§ **Problem to solve**: The whole listing should be given back without any alteration.

§ **Dataset**:
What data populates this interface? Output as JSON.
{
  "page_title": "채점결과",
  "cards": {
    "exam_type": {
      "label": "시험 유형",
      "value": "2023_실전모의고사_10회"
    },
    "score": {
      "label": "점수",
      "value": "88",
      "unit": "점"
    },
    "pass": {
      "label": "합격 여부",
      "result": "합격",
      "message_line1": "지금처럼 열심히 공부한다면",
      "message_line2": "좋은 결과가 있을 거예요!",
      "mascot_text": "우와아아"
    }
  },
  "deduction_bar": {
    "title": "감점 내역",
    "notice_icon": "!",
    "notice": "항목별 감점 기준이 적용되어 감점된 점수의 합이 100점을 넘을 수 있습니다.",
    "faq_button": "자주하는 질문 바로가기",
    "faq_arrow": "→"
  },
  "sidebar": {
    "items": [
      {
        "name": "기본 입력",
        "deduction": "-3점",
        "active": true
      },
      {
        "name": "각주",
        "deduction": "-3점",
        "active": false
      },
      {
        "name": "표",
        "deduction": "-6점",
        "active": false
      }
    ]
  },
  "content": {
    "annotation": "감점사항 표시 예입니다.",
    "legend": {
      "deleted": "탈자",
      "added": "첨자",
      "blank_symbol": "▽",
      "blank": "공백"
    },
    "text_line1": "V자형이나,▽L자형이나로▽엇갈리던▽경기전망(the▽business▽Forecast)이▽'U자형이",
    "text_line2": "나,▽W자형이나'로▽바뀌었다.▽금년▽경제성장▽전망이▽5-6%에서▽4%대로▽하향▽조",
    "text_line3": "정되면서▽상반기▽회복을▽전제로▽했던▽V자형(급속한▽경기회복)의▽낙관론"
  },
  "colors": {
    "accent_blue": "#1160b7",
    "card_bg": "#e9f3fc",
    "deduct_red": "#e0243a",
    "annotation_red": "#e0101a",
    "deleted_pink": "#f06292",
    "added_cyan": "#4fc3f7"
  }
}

§ **Result of the exercise**:
What data populates this interface? Output as JSON.
{
  "page_title": "채점결과",
  "cards": {
    "exam_type": {
      "label": "시험 유형",
      "value": "2023_실전모의고사_10회"
    },
    "score": {
      "label": "점수",
      "value": "88",
      "unit": "점"
    },
    "pass": {
      "label": "합격 여부",
      "result": "합격",
      "message_line1": "지금처럼 열심히 공부한다면",
      "message_line2": "좋은 결과가 있을 거예요!",
      "mascot_text": "우와아아"
    }
  },
  "deduction_bar": {
    "title": "감점 내역",
    "notice_icon": "!",
    "notice": "항목별 감점 기준이 적용되어 감점된 점수의 합이 100점을 넘을 수 있습니다.",
    "faq_button": "자주하는 질문 바로가기",
    "faq_arrow": "→"
  },
  "sidebar": {
    "items": [
      {
        "name": "기본 입력",
        "deduction": "-3점",
        "active": true
      },
      {
        "name": "각주",
        "deduction": "-3점",
        "active": false
      },
      {
        "name": "표",
        "deduction": "-6점",
        "active": false
      }
    ]
  },
  "content": {
    "annotation": "감점사항 표시 예입니다.",
    "legend": {
      "deleted": "탈자",
      "added": "첨자",
      "blank_symbol": "▽",
      "blank": "공백"
    },
    "text_line1": "V자형이나,▽L자형이나로▽엇갈리던▽경기전망(the▽business▽Forecast)이▽'U자형이",
    "text_line2": "나,▽W자형이나'로▽바뀌었다.▽금년▽경제성장▽전망이▽5-6%에서▽4%대로▽하향▽조",
    "text_line3": "정되면서▽상반기▽회복을▽전제로▽했던▽V자형(급속한▽경기회복)의▽낙관론"
  },
  "colors": {
    "accent_blue": "#1160b7",
    "card_bg": "#e9f3fc",
    "deduct_red": "#e0243a",
    "annotation_red": "#e0101a",
    "deleted_pink": "#f06292",
    "added_cyan": "#4fc3f7"
  }
}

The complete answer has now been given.